Since the topic of allegory and typology has arisen, it’s necessary to define our terms. Allegory is a hermeneutical method which asserts that a text denotes something other than, or above and beyond, its literal referents.
It may regard the allegorical meaning as addition to the literal meaning. Or the allegorical meaning may be the “true” meaning.
For example, the allegorical interpretation of Canticles takes this book to be, not a set of love poems about a man and a woman, but an extended metaphor for Yahweh’s relation to Israel, or Christ’s relation to the Church.

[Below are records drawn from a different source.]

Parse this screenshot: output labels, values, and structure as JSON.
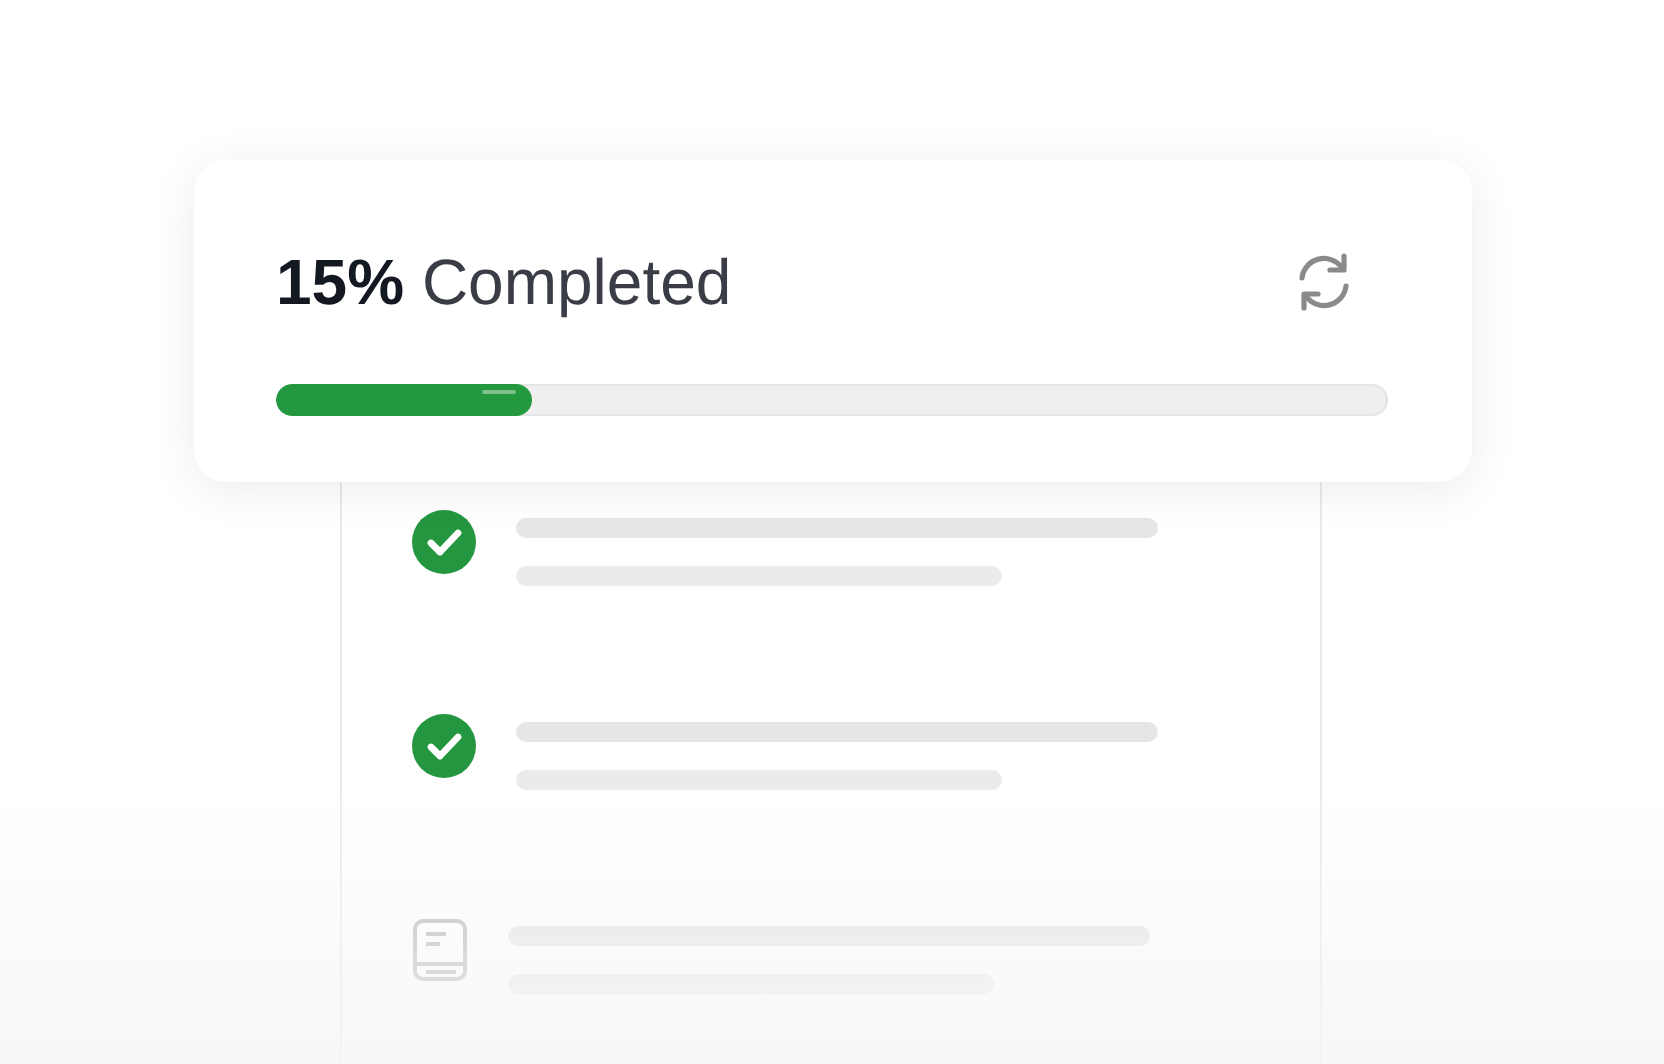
{
  "progress": {
    "percent": "15%",
    "label": "Completed"
  },
  "items": [
    {
      "kind": "lesson",
      "checked": true
    },
    {
      "kind": "lesson",
      "checked": true
    },
    {
      "kind": "lesson",
      "checked": false
    }
  ]
}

By contrast, typology is not, properly speaking, a hermeneutical method. We make speak of typological interpretation, as a shorthand expression, yet typology is not fundamentally about the significance of a text, but about the significance of person, place, institution, or event. (I’ll say “event” for short.)
It presupposes a Biblical philosophy of history, according to which God has orchestrated history such that certain earlier events foreshadow certain later events. So typology is rooted in things rather than words. It's a way of interpreting history.
Typology may take a text as a reference point because the text supplies a record of the event. So typology will refer to the event via the textual witness to that event.
But it’s not fundamentally about the meaning of the text. And it doesn’t set aside the historical context of the passage. Indeed, it presupposes the historical context of the passage as a necessary relatum. For typology asserts a parallel between one historical event and another. Both relata must be historical for the analogue to obtain.